I actually spent a lot of time looking up pinouts for the video connectors on the internet and cross checking to see if it was correct, when it turned out I had all that information in the manuals right here, plus schematics for the monitor, the whole time.
@mike so... Tax deductible?
@Andrea I like this theory.
@mike I'd love to get a C128 someday and set it up as a terminal lol, seems pretty cozy.
@tadan0 it's a really nice keyboard to type on too, and the slight angle is really good.
@mike Do you know if a retrotink can be used to connect a C128 in 80 column mode to a modern monitor?
@loke the C128 RGB video out is more-or-less CGA. If it handles that, it'll probably work.
I'd love to point you to a great discussion I had on this topic a few months ago, but the forum it happened on vanished without warning a few days ago.
@mike I had to make a custom video to composite cable for my C64. So yeah, that's what makes it feel real.
I really need a C128 now.
@mike Need to work on your soldering though. Practice makes perfect! :P
@cefiar I fucking hate soldering DIN plugs. Plugs in general, but I just refuse to put any effort into those fuckers.
Cable was an old PS/2 keyboard extension lead, heh. I honestly wasn't even sure I had the right pinouts for everything. A miracle that it worked perfectly first time.
@mike love me some quality documentation
@Funkpirata I also love the previous owners of these things that kept it all!
@mike I used a 1084 for everything back in the day. Computers, big dish, vcr... everything.

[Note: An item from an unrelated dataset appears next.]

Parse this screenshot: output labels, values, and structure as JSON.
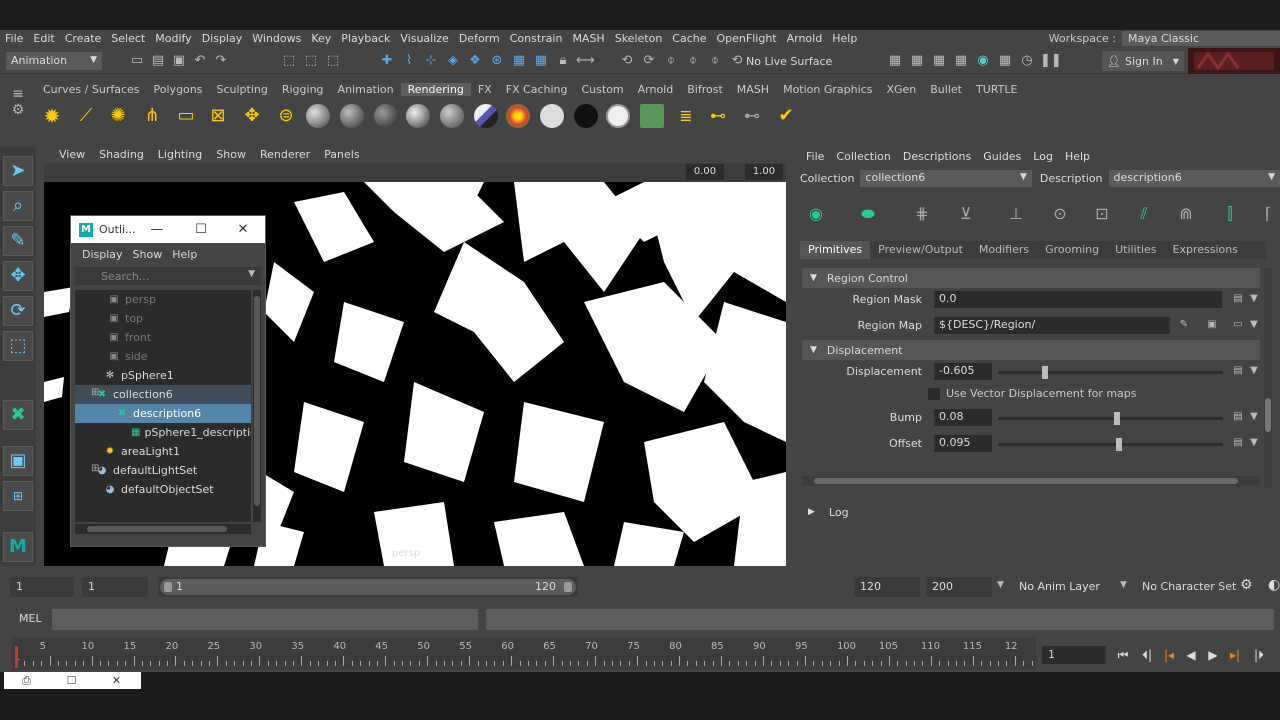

I also had a genlock. I had two IR LEDs on my unused joystick port (not a gamer) and used it to manipulate all the stereo-tv stuff. I had a IR mouse and a pair of IR-> RF transmitters. A middle-click on the mouse brought up a full screen remote gui (I did in Rexx) of buttons overlaid on the video signal via the genlock. I got crazy later with voice control and vox activated walkytalky's. 1994... crazy guy
this might be a European thing (perhaps Australia too as AU is a PAL country), with analogue video you often needed a whole load of adapters with a SCART plug at one end and RCA, DIN, even BNC and PL259 at the other depending what you were connecting your audio and video equipment to (most older VCRs made in the 1980s didn't have SCART, but the French took over a lot of UK consumer electronics companies and introduced it on rebadged Japanese equipment..)
SCART connector info is below (AFAIK its never been a thing in North America) , there were also SCART leads used with a 1084 to display S-Video - with regard to retrocomputing its also not uncommon for TVs with SCART that accept RGB input to be used with custom made leads for old computers and consoles...
yeah, what a soup of 'standards', pal, secam, ntsc...I have 3.58meg burned into my brain - what a horrible compromise was ntsc!
Anyhow, you know what they say: "The beautiful thing about standards is that there are so many to choose from." /sarcasm.
Also, we all know this xkcd:
Consider this a friendly, local pub. Make yourself at home, bring your friends, have a good time! Meet new people, have a laugh, enjoy the ambience, and the Oxford commas.